─── Excerpted records

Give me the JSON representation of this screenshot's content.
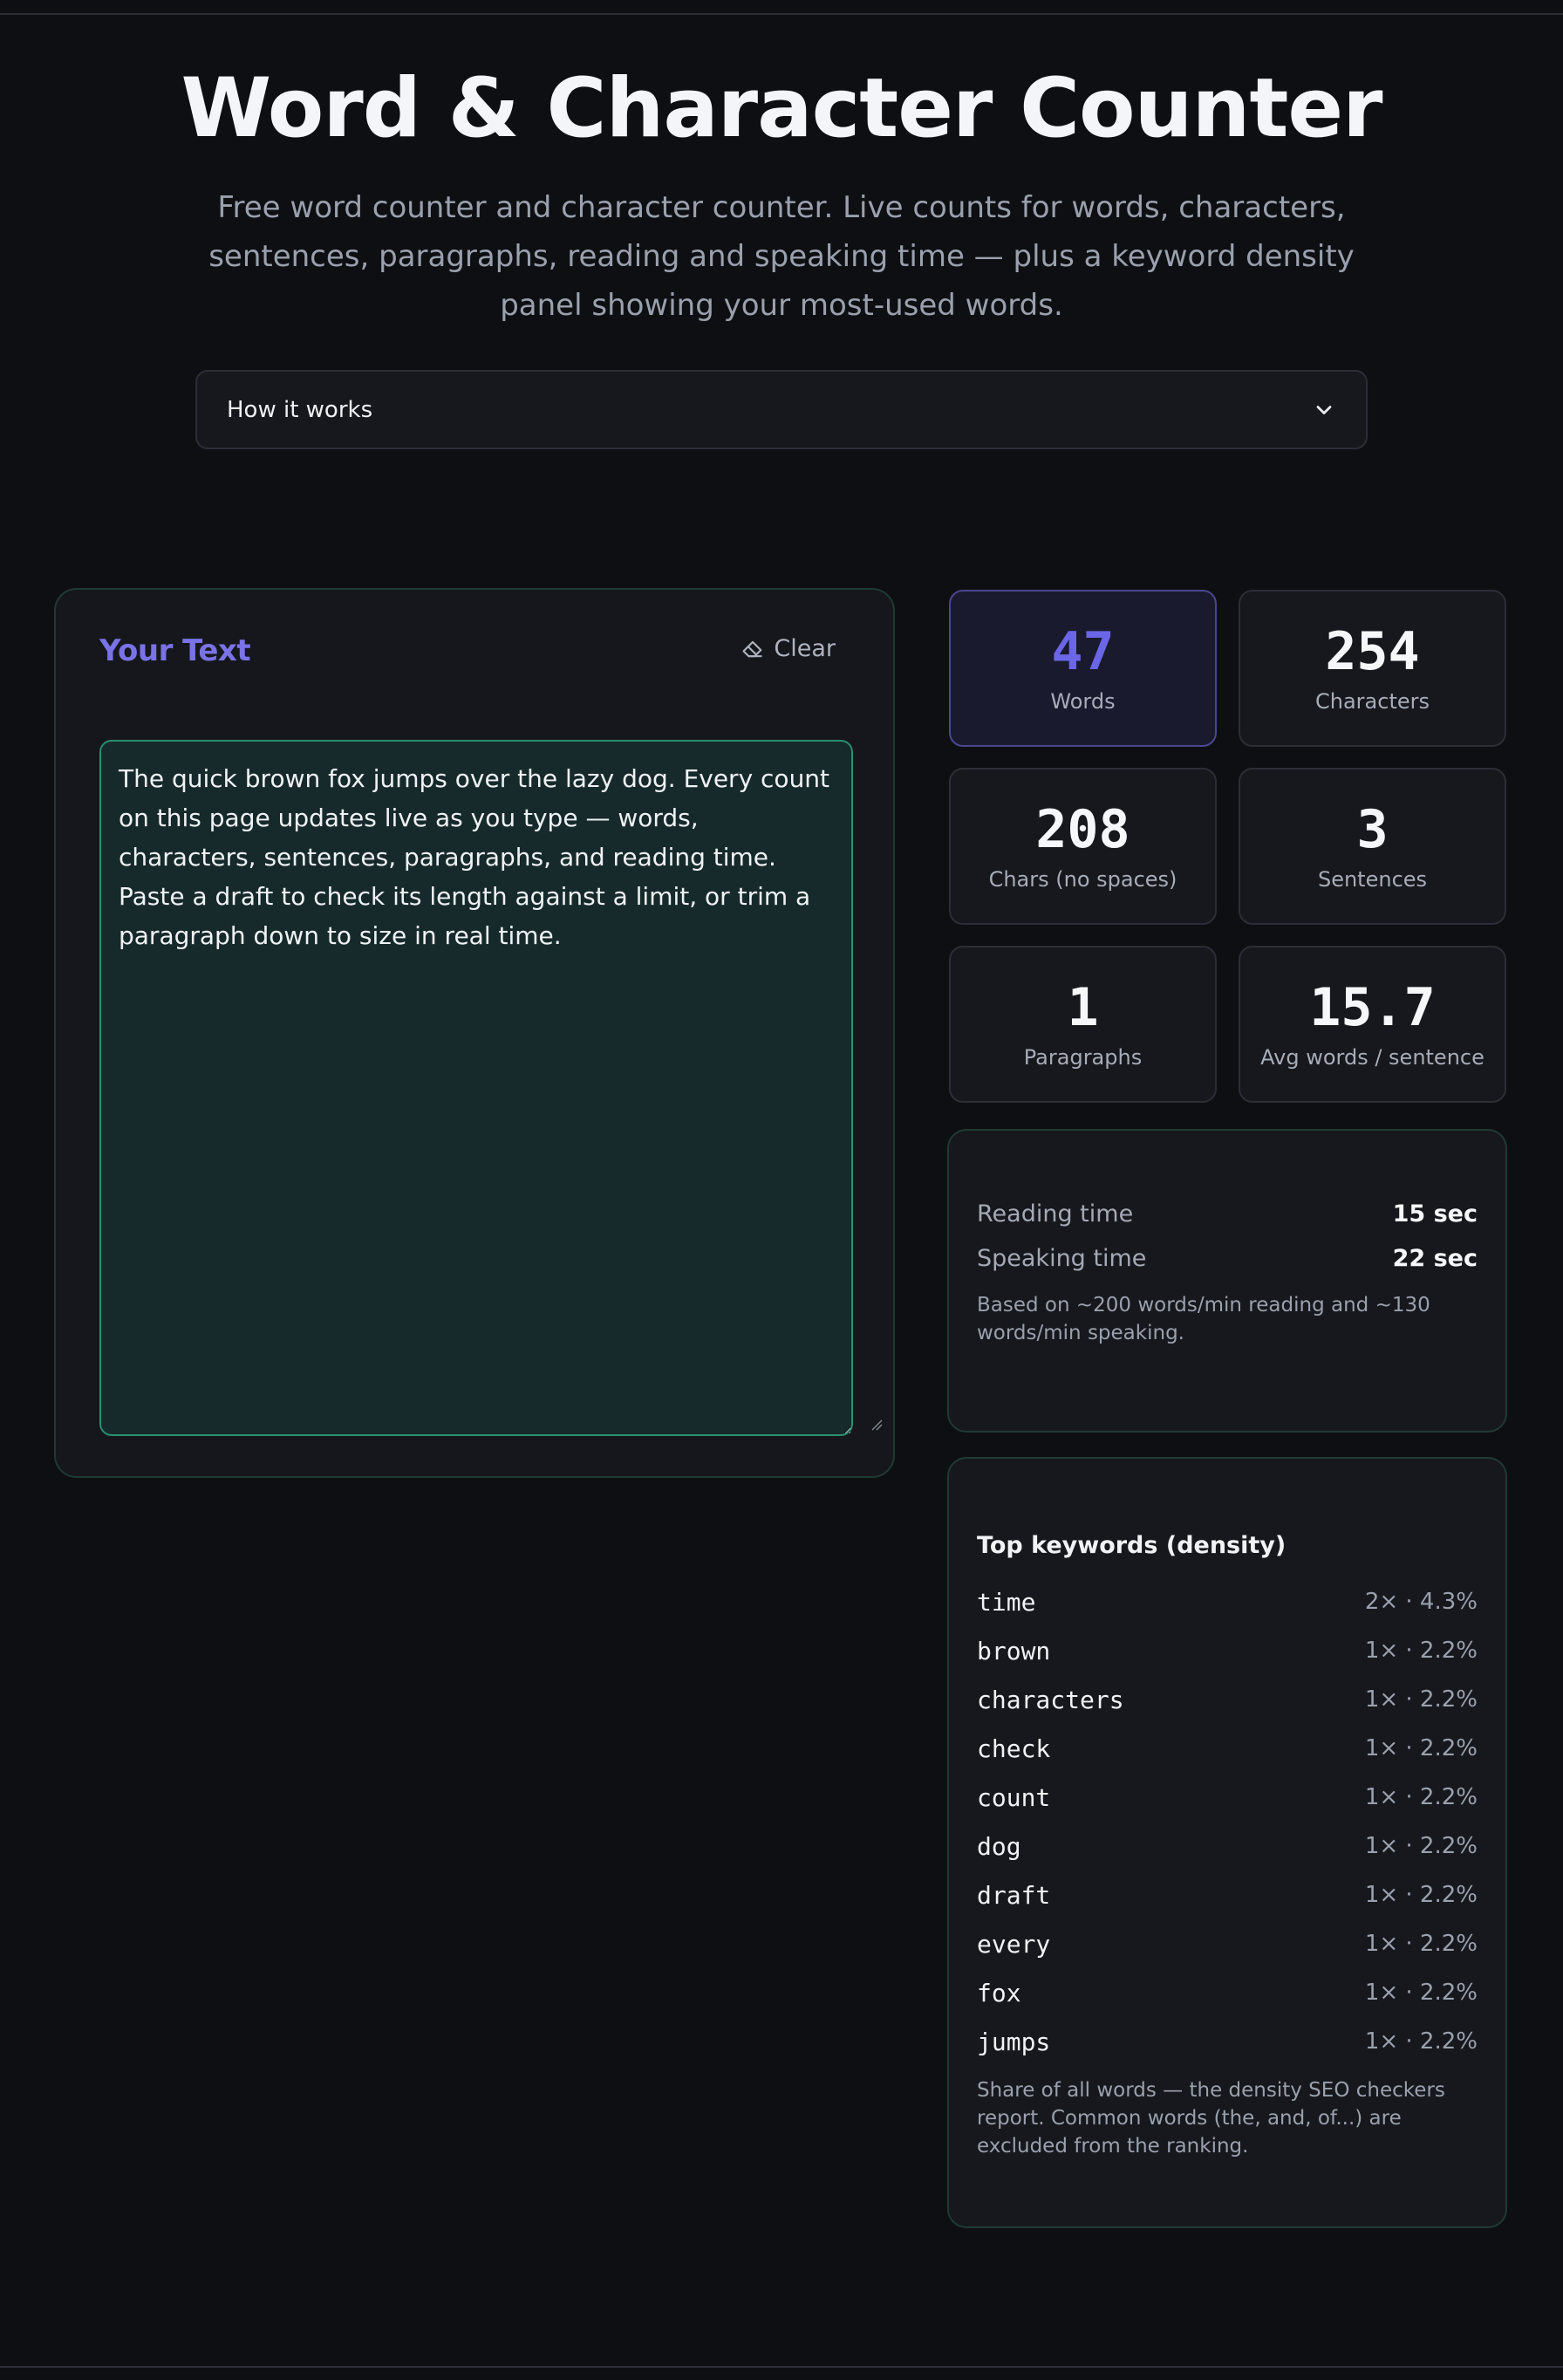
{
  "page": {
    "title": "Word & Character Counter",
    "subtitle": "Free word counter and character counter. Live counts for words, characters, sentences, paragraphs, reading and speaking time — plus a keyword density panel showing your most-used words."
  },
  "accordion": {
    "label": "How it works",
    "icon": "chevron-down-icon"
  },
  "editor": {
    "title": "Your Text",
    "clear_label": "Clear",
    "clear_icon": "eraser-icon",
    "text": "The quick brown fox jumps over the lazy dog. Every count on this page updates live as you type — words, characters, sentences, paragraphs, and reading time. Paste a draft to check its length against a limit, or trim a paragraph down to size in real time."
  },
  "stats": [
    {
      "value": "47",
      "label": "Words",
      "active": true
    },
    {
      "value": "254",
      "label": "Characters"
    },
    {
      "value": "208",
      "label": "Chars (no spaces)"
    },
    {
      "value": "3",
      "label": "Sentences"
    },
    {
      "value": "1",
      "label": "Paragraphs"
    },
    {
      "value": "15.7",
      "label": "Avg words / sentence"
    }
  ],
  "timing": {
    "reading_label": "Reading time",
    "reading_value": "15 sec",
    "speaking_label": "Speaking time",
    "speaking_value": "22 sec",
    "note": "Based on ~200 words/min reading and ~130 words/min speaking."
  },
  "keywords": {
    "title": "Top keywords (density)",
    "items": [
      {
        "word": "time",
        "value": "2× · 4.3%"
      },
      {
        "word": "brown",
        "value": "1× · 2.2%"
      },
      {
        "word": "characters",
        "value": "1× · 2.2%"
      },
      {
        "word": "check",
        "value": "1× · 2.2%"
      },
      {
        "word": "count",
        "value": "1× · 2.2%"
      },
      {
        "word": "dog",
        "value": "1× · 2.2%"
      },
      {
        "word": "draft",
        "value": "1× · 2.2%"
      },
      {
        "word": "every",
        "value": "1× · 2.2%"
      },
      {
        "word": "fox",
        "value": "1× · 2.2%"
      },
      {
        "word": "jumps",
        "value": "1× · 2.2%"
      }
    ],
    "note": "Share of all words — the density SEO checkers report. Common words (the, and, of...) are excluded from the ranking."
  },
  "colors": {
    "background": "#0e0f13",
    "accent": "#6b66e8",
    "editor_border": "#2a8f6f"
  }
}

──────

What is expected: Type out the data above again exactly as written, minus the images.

Answer box:
Give me the JSON representation of this screenshot's content.
{
  "page": {
    "title": "Word & Character Counter",
    "subtitle": "Free word counter and character counter. Live counts for words, characters, sentences, paragraphs, reading and speaking time — plus a keyword density panel showing your most-used words."
  },
  "accordion": {
    "label": "How it works",
    "icon": "chevron-down-icon"
  },
  "editor": {
    "title": "Your Text",
    "clear_label": "Clear",
    "clear_icon": "eraser-icon",
    "text": "The quick brown fox jumps over the lazy dog. Every count on this page updates live as you type — words, characters, sentences, paragraphs, and reading time. Paste a draft to check its length against a limit, or trim a paragraph down to size in real time."
  },
  "stats": [
    {
      "value": "47",
      "label": "Words",
      "active": true
    },
    {
      "value": "254",
      "label": "Characters"
    },
    {
      "value": "208",
      "label": "Chars (no spaces)"
    },
    {
      "value": "3",
      "label": "Sentences"
    },
    {
      "value": "1",
      "label": "Paragraphs"
    },
    {
      "value": "15.7",
      "label": "Avg words / sentence"
    }
  ],
  "timing": {
    "reading_label": "Reading time",
    "reading_value": "15 sec",
    "speaking_label": "Speaking time",
    "speaking_value": "22 sec",
    "note": "Based on ~200 words/min reading and ~130 words/min speaking."
  },
  "keywords": {
    "title": "Top keywords (density)",
    "items": [
      {
        "word": "time",
        "value": "2× · 4.3%"
      },
      {
        "word": "brown",
        "value": "1× · 2.2%"
      },
      {
        "word": "characters",
        "value": "1× · 2.2%"
      },
      {
        "word": "check",
        "value": "1× · 2.2%"
      },
      {
        "word": "count",
        "value": "1× · 2.2%"
      },
      {
        "word": "dog",
        "value": "1× · 2.2%"
      },
      {
        "word": "draft",
        "value": "1× · 2.2%"
      },
      {
        "word": "every",
        "value": "1× · 2.2%"
      },
      {
        "word": "fox",
        "value": "1× · 2.2%"
      },
      {
        "word": "jumps",
        "value": "1× · 2.2%"
      }
    ],
    "note": "Share of all words — the density SEO checkers report. Common words (the, and, of...) are excluded from the ranking."
  },
  "colors": {
    "background": "#0e0f13",
    "accent": "#6b66e8",
    "editor_border": "#2a8f6f"
  }
}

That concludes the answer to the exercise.